Eagle Peak Press published 17 Quarterlies, through May, 2018. An annual is coming late spring 2019, replacing the Quarterly. We’re going to feature some reposts here this year, leading up to the annual.
For now, try this condensed version of an item from May, 2018. Get the full Writing Tips Revisited article here.
“If you want to be a writer, you must do two things above all others: read a lot and write a lot.” – Stephen King
Find what you like and what you don’t. Make use of techniques you have learned–in your own writing. [I wound up reading 29 books in 2018, from which I got a lot of insights.]
Here’s another take on the importance and value of reading:
Reading is dialogue with oneself; it is self-reflection, which cultivates profound humanity. Reading is therefore essential to our development. . . .
People who can say of a book “this changed my life” truly understand the meaning of happiness. . . .Reading is more than intellectual ornamentation; it is a battle for the establishment of the self, a ceaseless challenge that keeps up young and vigorous. –Daisaku Ikeda
While not directed at writer’s per se, the seriousness of this message is one that you can take to heart in “writing a book that makes a difference.” That’s the title of a book by Philip Gerard. See my review of it here. Maybe you just want to write escapist fare. Fine, but if you have higher aspirations, consider Gerard’s book.
Some suggest you “write for the market.” But you will never be as successful in a genre that’s not among your favorites. My personal opinion is write what you like and do it better than anyone else. feel free to differ.
Let’s move on to some helpful tips found on the web from fellow writers and others in the business.
Consider this article, “Why writing rules (usually) don’t work but guidelines do,” by Ruth Harris (a partner in the very helpful blog of writer Anne R. Allen). My take on rules is this: they’re not only useful but essential when it comes to driving. Not so much for writing. Still, before breaking any, you should know them. By ignoring them, your work may be more readable and appealing.
Here’s what Harris has to say:
Much as we are wary of rules, especially stupid rules, we have learned (the hard way) that certain general writing guidelines apply. Rules (with a few important exceptions) are rigid and come with a my-way-or-the-highway attitude. Guidelines, however, have the advantage of being flexible and customizable.
In the linked article on “stupid rules,” you can find such gems as “novels can not contain contractions” and “said is boring—use more energetic tags like exclaimed, growled, etc.” If you haven’t learned yet why these are nonsense, read that article.
As for guidelines, Harris offers MANY links to posts by her partner and other talented authors on topics like the following (and much more):
- Pants vs Plot or somewhere in between
- Begin at the beginning. Or not.
- That &$%# first draft.

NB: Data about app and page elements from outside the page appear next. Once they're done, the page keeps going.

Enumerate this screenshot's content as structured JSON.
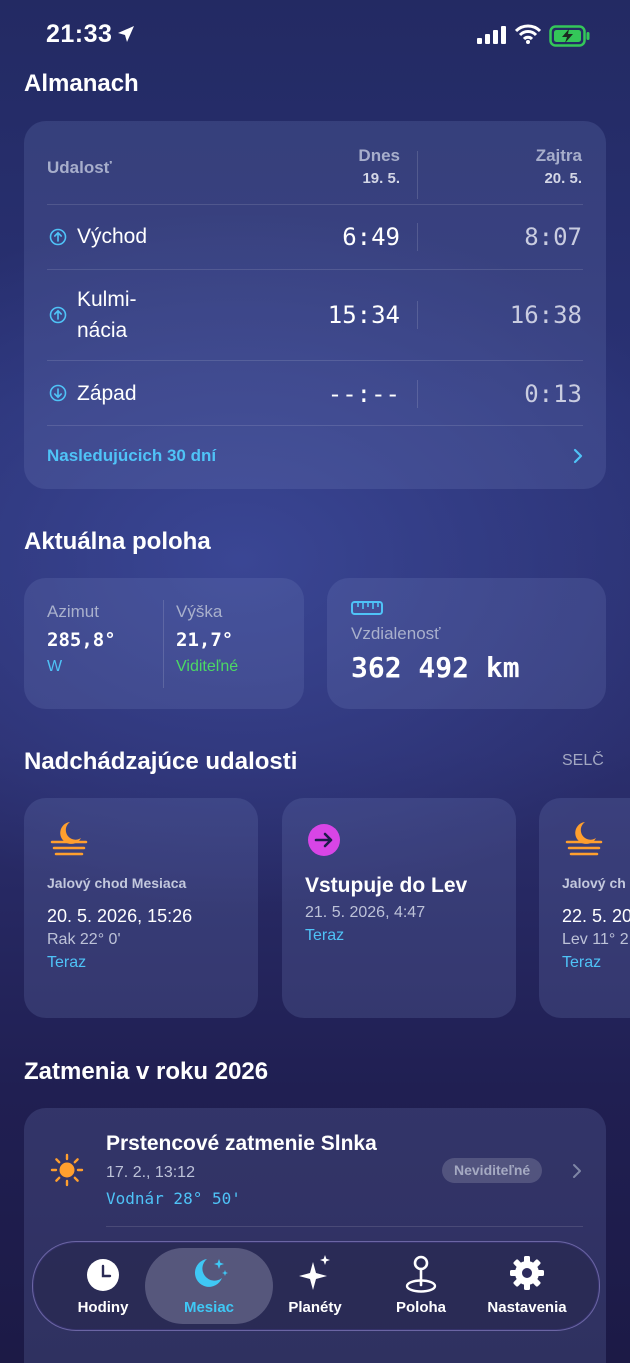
{
  "status_bar": {
    "time": "21:33"
  },
  "almanac": {
    "title": "Almanach",
    "col_event": "Udalosť",
    "col_today": "Dnes",
    "col_today_date": "19. 5.",
    "col_tomorrow": "Zajtra",
    "col_tomorrow_date": "20. 5.",
    "rows": [
      {
        "label": "Východ",
        "today": "6:49",
        "tomorrow": "8:07"
      },
      {
        "label_line1": "Kulmi-",
        "label_line2": "nácia",
        "today": "15:34",
        "tomorrow": "16:38"
      },
      {
        "label": "Západ",
        "today": "--:--",
        "tomorrow": "0:13"
      }
    ],
    "next_days_link": "Nasledujúcich 30 dní"
  },
  "position": {
    "title": "Aktuálna poloha",
    "azimuth_label": "Azimut",
    "azimuth_value": "285,8°",
    "azimuth_dir": "W",
    "altitude_label": "Výška",
    "altitude_value": "21,7°",
    "altitude_status": "Viditeľné",
    "distance_label": "Vzdialenosť",
    "distance_value": "362 492 km"
  },
  "upcoming": {
    "title": "Nadchádzajúce udalosti",
    "all_link": "SELČ",
    "events": [
      {
        "kind": "Jalový chod Mesiaca",
        "date": "20. 5. 2026, 15:26",
        "detail": "Rak 22° 0'",
        "link": "Teraz"
      },
      {
        "title": "Vstupuje do Lev",
        "date": "21. 5. 2026, 4:47",
        "link": "Teraz"
      },
      {
        "kind": "Jalový ch",
        "date": "22. 5. 20",
        "detail": "Lev 11° 2",
        "link": "Teraz"
      }
    ]
  },
  "eclipses": {
    "title": "Zatmenia v roku 2026",
    "items": [
      {
        "name": "Prstencové zatmenie Slnka",
        "date": "17. 2., 13:12",
        "sign": "Vodnár 28° 50'",
        "badge": "Neviditeľné"
      }
    ]
  },
  "tabbar": {
    "tabs": [
      {
        "label": "Hodiny"
      },
      {
        "label": "Mesiac"
      },
      {
        "label": "Planéty"
      },
      {
        "label": "Poloha"
      },
      {
        "label": "Nastavenia"
      }
    ]
  },
  "colors": {
    "accent": "#4fc3f7",
    "visible_green": "#4cd964",
    "sun_orange": "#ff9f2e",
    "event_magenta": "#d845e6"
  }
}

As for me, I take the “in between” option–or as I prefer to call it, the Goldilocks approach when it comes to plot. In this case, not too stringent an outline nor too freewheeling.
Or, as Harris noted:
One size does not fit all.
“An opening line should invite the reader to begin the story,” said Stephen King. “It should say: Listen. Come in here. You want to know about this.” Plus a list of 50 best first sentences to inspire you.
That &$%# first draft.
Hemingway said, “All first drafts are s**t.” However, you can’t fix, revise, rewrite, edit something that doesn’t exist.
Ever heard of micro-plotting?
David Farland (an award-winning and bestselling writer of 50 fantasy and sci-fi novels) explains why you may want to use it. Here’s a link.
As I plot out a story nowadays, I might add to my plot chart a note that says, “Show Mona in pain” or “Give her a lofty goal” or “Show her gift for talking her way out of a problem.” These little plot points I call “micro-plots,” and I find that in creating sympathy for a character, it isn’t enough to have just one.
So what”s the point? Not character development as such, but supplying motivations affecting decisions and responses at critical moments–like the climax of a story. He cites them as another example of “micro-plotting.” Here’s one more passage from the article:
In any conflict, we have a lot of ways that we can respond, but why does your character act the way that he does? What are his motivations? Does it help if the reader knows that your protagonist is a priest? That he’s drunk? That he just robbed a gas station and that he shot the teller?
Do you have a good tagline?
To market your books and connect with readers, you need to be on the web in one way or another. One of the things that helps catch visitor’s attention is a good tagline on your landing page.
What’s a tagline and why use it? Here are three examples from “What’s in Your Tagline” by Judith Briles
Joel’s The Book Designer tagline: Practical advice to help build better books. Everything he does in the publishing field circulates around the word “practical” and “build better books.”
Nick Zelinger of NZ Graphics designs book covers and interiors. His website tagline, Where OUTSTANDING DESIGN meets AFFORDABLE PRICING shouts out that he’s reasonable in his costs and his books look great.
Briles’ tagline on TheBookShepherd.com website is Creating Successful Authors with Practical Publishing Guidance. As an author, who doesn’t want to be successful … and would you as a visitor want practical guidance in the process?